Want to make your office feel a little more eco-friendly? Then it's time to find out about the great alternatives to traditional wood-pulp paper.
When you’re at home, it’s easy to be eco-friendly. You eat organic. You compost your trash. On sunny days, you even ride your bike to work.
Once you arrive at the office, though, it’s another story: Every day, you print hundreds of pages of memos and documents, faxes, and photocopies. Entire forests have been decimated for the sake of your company’s new employee manual.
It’s a well-known fact that green tends to clash with corporate culture. But if you want to defend the forests against the evils of your office, there’s an easy way: Buy tree-free paper for all your printing needs.
Tree-free paper sounds a bit exotic, but the truth is, it’s the oldest kind of paper around: The first paper, created in China in 105 A.D., was made of plant fibers, and most paper through history has consisted of a blend of hemp and cotton, old rags, or other waste. But with the invention of the wood pulping process in the 19th century, trees became the easiest source for making paper – and there they went.
Still, it’s not too late to mend our evil eco-ways. According to United Nations, in many developing countries, one-third of the paper is created without the use of wood pulp, and other sources are slowly catching on in the rest of the world, too. Tree-free paper sources consist of crops like hemp or flax, agricultural residue including sugarcane husks and banana stalk fiber, and, as in the old days, cotton rags. By using tree-free paper, you’re not only helping forests to survive, but you’re also supporting far more eco-friendly production methods, which use fewer abrasive chemicals and less energy than wood-pulp paper production.

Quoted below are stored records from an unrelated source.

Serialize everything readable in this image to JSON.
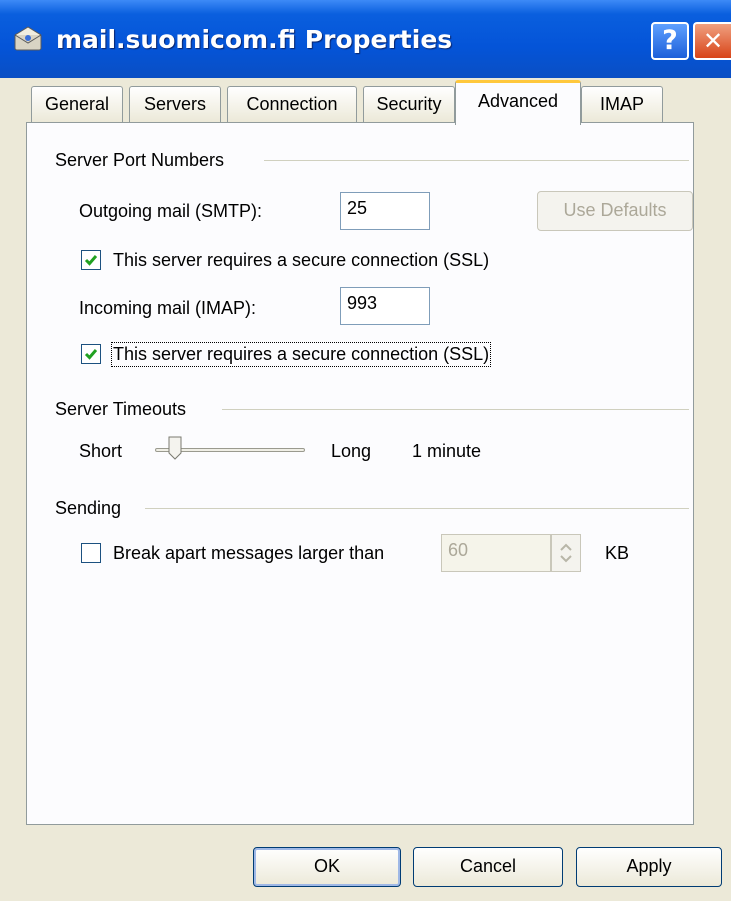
{
  "window": {
    "title": "mail.suomicom.fi Properties",
    "help_glyph": "?",
    "close_glyph": "✕"
  },
  "tabs": [
    {
      "label": "General",
      "active": false
    },
    {
      "label": "Servers",
      "active": false
    },
    {
      "label": "Connection",
      "active": false
    },
    {
      "label": "Security",
      "active": false
    },
    {
      "label": "Advanced",
      "active": true
    },
    {
      "label": "IMAP",
      "active": false
    }
  ],
  "ports": {
    "group_title": "Server Port Numbers",
    "outgoing_label": "Outgoing mail (SMTP):",
    "outgoing_value": "25",
    "use_defaults_label": "Use Defaults",
    "outgoing_ssl_label": "This server requires a secure connection (SSL)",
    "outgoing_ssl_checked": true,
    "incoming_label": "Incoming mail (IMAP):",
    "incoming_value": "993",
    "incoming_ssl_label": "This server requires a secure connection (SSL)",
    "incoming_ssl_checked": true
  },
  "timeouts": {
    "group_title": "Server Timeouts",
    "short_label": "Short",
    "long_label": "Long",
    "value_text": "1 minute"
  },
  "sending": {
    "group_title": "Sending",
    "break_label": "Break apart messages larger than",
    "break_checked": false,
    "size_value": "60",
    "unit_label": "KB"
  },
  "buttons": {
    "ok": "OK",
    "cancel": "Cancel",
    "apply": "Apply"
  },
  "colors": {
    "titlebar": "#0454d8",
    "dialog_bg": "#ece9d8",
    "active_tab_accent": "#ffc83c",
    "check": "#21a121"
  }
}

Want to learn more? Check out treefreepaper.com. The Lorax will thank you.